Below are records; give the number of their lines that hold the word "label", and write nothing more.

Data for analysis START

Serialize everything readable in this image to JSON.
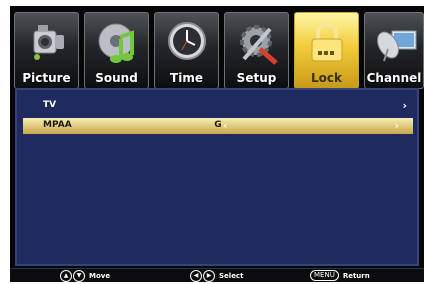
{
  "tabs": [
    {
      "label": "Picture",
      "icon": "camera-icon",
      "active": false
    },
    {
      "label": "Sound",
      "icon": "music-note-icon",
      "active": false
    },
    {
      "label": "Time",
      "icon": "clock-icon",
      "active": false
    },
    {
      "label": "Setup",
      "icon": "gear-tools-icon",
      "active": false
    },
    {
      "label": "Lock",
      "icon": "padlock-icon",
      "active": true
    },
    {
      "label": "Channel",
      "icon": "satellite-dish-icon",
      "active": false
    }
  ],
  "menu": {
    "rows": [
      {
        "label": "TV",
        "value": "",
        "selected": false
      },
      {
        "label": "MPAA",
        "value": "G",
        "selected": true
      }
    ]
  },
  "footer": {
    "move": "Move",
    "select": "Select",
    "menu_key": "MENU",
    "return": "Return"
  },
  "colors": {
    "panel": "#1f2a5e",
    "active_tab": "#f2cc3a",
    "selected_row": "#e6d48a"
  }
}
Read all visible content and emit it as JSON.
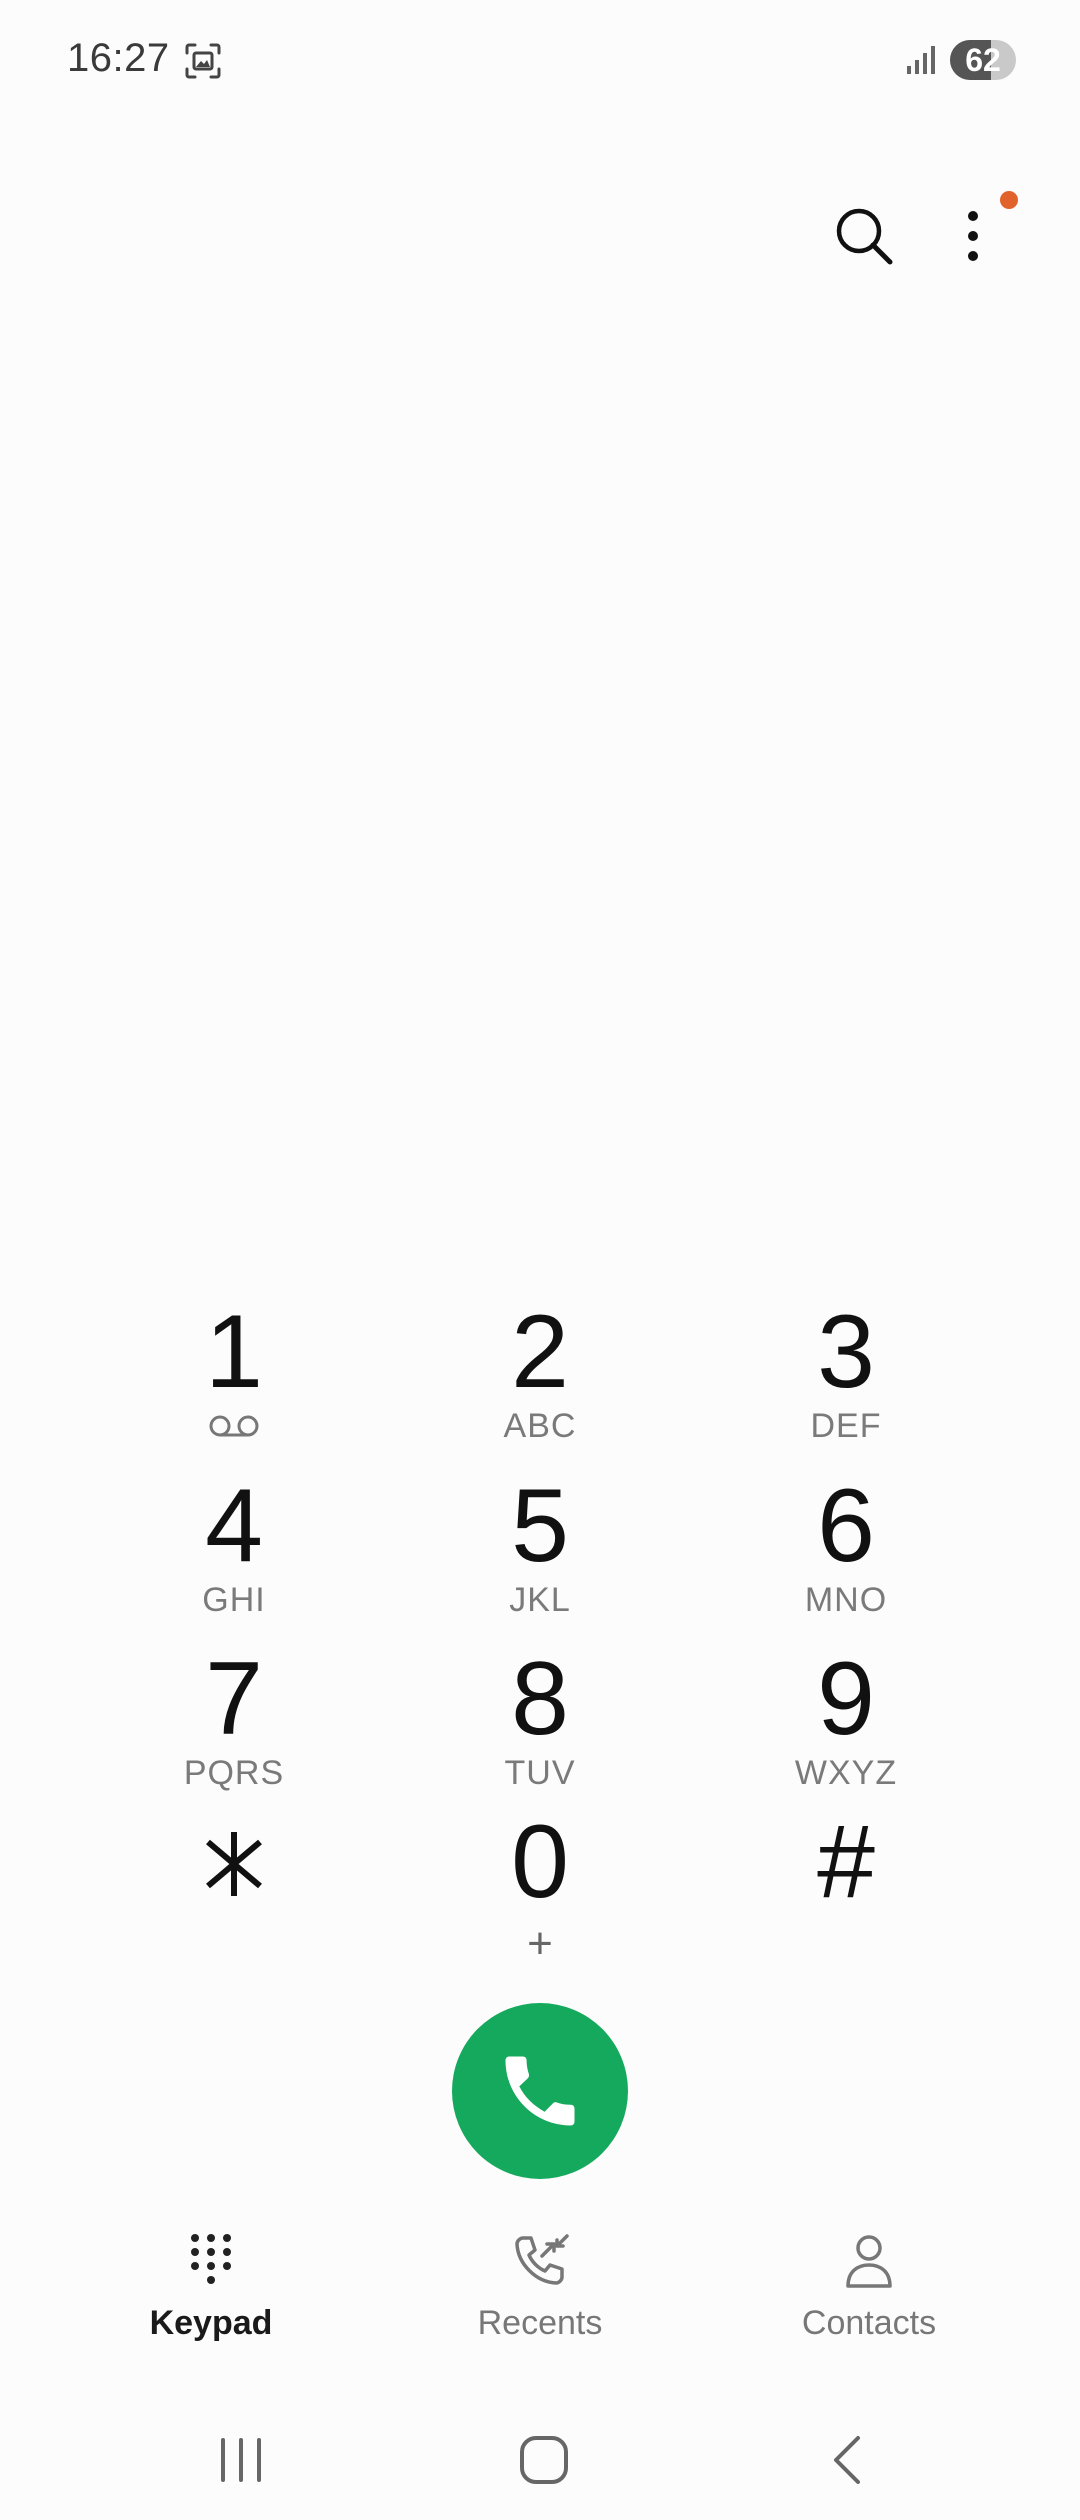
{
  "status_bar": {
    "time": "16:27",
    "battery_level": "62",
    "battery_percent": 62,
    "icons": [
      "screenshot-icon",
      "signal-icon",
      "battery-icon"
    ]
  },
  "top_actions": {
    "search_icon": "search-icon",
    "more_icon": "more-vertical-icon",
    "notification_dot_color": "#e2622c"
  },
  "keypad": {
    "keys": [
      {
        "digit": "1",
        "letters": "",
        "sub_icon": "voicemail-icon"
      },
      {
        "digit": "2",
        "letters": "ABC"
      },
      {
        "digit": "3",
        "letters": "DEF"
      },
      {
        "digit": "4",
        "letters": "GHI"
      },
      {
        "digit": "5",
        "letters": "JKL"
      },
      {
        "digit": "6",
        "letters": "MNO"
      },
      {
        "digit": "7",
        "letters": "PQRS"
      },
      {
        "digit": "8",
        "letters": "TUV"
      },
      {
        "digit": "9",
        "letters": "WXYZ"
      },
      {
        "digit": "",
        "letters": "",
        "icon": "asterisk-icon"
      },
      {
        "digit": "0",
        "letters": "+"
      },
      {
        "digit": "#",
        "letters": ""
      }
    ]
  },
  "call_button": {
    "icon": "phone-icon",
    "color": "#14a95c"
  },
  "bottom_nav": {
    "items": [
      {
        "label": "Keypad",
        "icon": "keypad-icon",
        "active": true
      },
      {
        "label": "Recents",
        "icon": "recents-icon",
        "active": false
      },
      {
        "label": "Contacts",
        "icon": "contacts-icon",
        "active": false
      }
    ]
  },
  "system_nav": {
    "buttons": [
      "recent-apps-icon",
      "home-icon",
      "back-icon"
    ]
  }
}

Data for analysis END

Response area >> 11